* _THE INPUT_
* * *

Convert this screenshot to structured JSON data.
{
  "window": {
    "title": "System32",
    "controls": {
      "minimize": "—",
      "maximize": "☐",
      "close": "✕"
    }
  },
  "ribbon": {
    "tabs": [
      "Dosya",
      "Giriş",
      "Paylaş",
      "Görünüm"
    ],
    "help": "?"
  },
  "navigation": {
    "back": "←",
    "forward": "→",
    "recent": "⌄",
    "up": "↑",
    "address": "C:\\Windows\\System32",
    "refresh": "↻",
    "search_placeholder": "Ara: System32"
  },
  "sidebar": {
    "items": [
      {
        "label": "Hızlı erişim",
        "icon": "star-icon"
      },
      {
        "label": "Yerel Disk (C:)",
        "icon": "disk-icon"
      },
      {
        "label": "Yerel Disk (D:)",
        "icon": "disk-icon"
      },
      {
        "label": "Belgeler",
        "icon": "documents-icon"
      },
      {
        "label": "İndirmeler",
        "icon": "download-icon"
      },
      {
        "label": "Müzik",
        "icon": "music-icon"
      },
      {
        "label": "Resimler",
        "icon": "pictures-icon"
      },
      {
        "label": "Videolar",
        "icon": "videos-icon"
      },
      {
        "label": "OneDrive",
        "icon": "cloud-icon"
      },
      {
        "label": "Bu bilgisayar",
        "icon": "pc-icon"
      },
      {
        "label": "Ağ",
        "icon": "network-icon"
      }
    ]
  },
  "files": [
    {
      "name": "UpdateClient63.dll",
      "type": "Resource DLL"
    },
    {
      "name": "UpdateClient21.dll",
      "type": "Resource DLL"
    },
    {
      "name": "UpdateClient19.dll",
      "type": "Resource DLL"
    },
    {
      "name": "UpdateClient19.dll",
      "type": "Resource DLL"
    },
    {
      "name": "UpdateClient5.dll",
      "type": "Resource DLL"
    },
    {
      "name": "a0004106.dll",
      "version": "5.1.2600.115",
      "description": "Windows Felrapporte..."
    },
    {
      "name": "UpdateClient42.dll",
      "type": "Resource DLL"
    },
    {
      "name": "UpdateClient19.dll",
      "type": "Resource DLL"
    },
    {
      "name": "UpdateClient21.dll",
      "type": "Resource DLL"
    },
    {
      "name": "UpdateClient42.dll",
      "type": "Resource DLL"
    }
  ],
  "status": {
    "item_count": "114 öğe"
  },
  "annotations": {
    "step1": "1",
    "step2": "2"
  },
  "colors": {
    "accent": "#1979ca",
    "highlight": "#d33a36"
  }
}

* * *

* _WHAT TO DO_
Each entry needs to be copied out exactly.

* _YOUR SOLUTION_
Convert this screenshot to structured JSON data.
{
  "window": {
    "title": "System32",
    "controls": {
      "minimize": "—",
      "maximize": "☐",
      "close": "✕"
    }
  },
  "ribbon": {
    "tabs": [
      "Dosya",
      "Giriş",
      "Paylaş",
      "Görünüm"
    ],
    "help": "?"
  },
  "navigation": {
    "back": "←",
    "forward": "→",
    "recent": "⌄",
    "up": "↑",
    "address": "C:\\Windows\\System32",
    "refresh": "↻",
    "search_placeholder": "Ara: System32"
  },
  "sidebar": {
    "items": [
      {
        "label": "Hızlı erişim",
        "icon": "star-icon"
      },
      {
        "label": "Yerel Disk (C:)",
        "icon": "disk-icon"
      },
      {
        "label": "Yerel Disk (D:)",
        "icon": "disk-icon"
      },
      {
        "label": "Belgeler",
        "icon": "documents-icon"
      },
      {
        "label": "İndirmeler",
        "icon": "download-icon"
      },
      {
        "label": "Müzik",
        "icon": "music-icon"
      },
      {
        "label": "Resimler",
        "icon": "pictures-icon"
      },
      {
        "label": "Videolar",
        "icon": "videos-icon"
      },
      {
        "label": "OneDrive",
        "icon": "cloud-icon"
      },
      {
        "label": "Bu bilgisayar",
        "icon": "pc-icon"
      },
      {
        "label": "Ağ",
        "icon": "network-icon"
      }
    ]
  },
  "files": [
    {
      "name": "UpdateClient63.dll",
      "type": "Resource DLL"
    },
    {
      "name": "UpdateClient21.dll",
      "type": "Resource DLL"
    },
    {
      "name": "UpdateClient19.dll",
      "type": "Resource DLL"
    },
    {
      "name": "UpdateClient19.dll",
      "type": "Resource DLL"
    },
    {
      "name": "UpdateClient5.dll",
      "type": "Resource DLL"
    },
    {
      "name": "a0004106.dll",
      "version": "5.1.2600.115",
      "description": "Windows Felrapporte..."
    },
    {
      "name": "UpdateClient42.dll",
      "type": "Resource DLL"
    },
    {
      "name": "UpdateClient19.dll",
      "type": "Resource DLL"
    },
    {
      "name": "UpdateClient21.dll",
      "type": "Resource DLL"
    },
    {
      "name": "UpdateClient42.dll",
      "type": "Resource DLL"
    }
  ],
  "status": {
    "item_count": "114 öğe"
  },
  "annotations": {
    "step1": "1",
    "step2": "2"
  },
  "colors": {
    "accent": "#1979ca",
    "highlight": "#d33a36"
  }
}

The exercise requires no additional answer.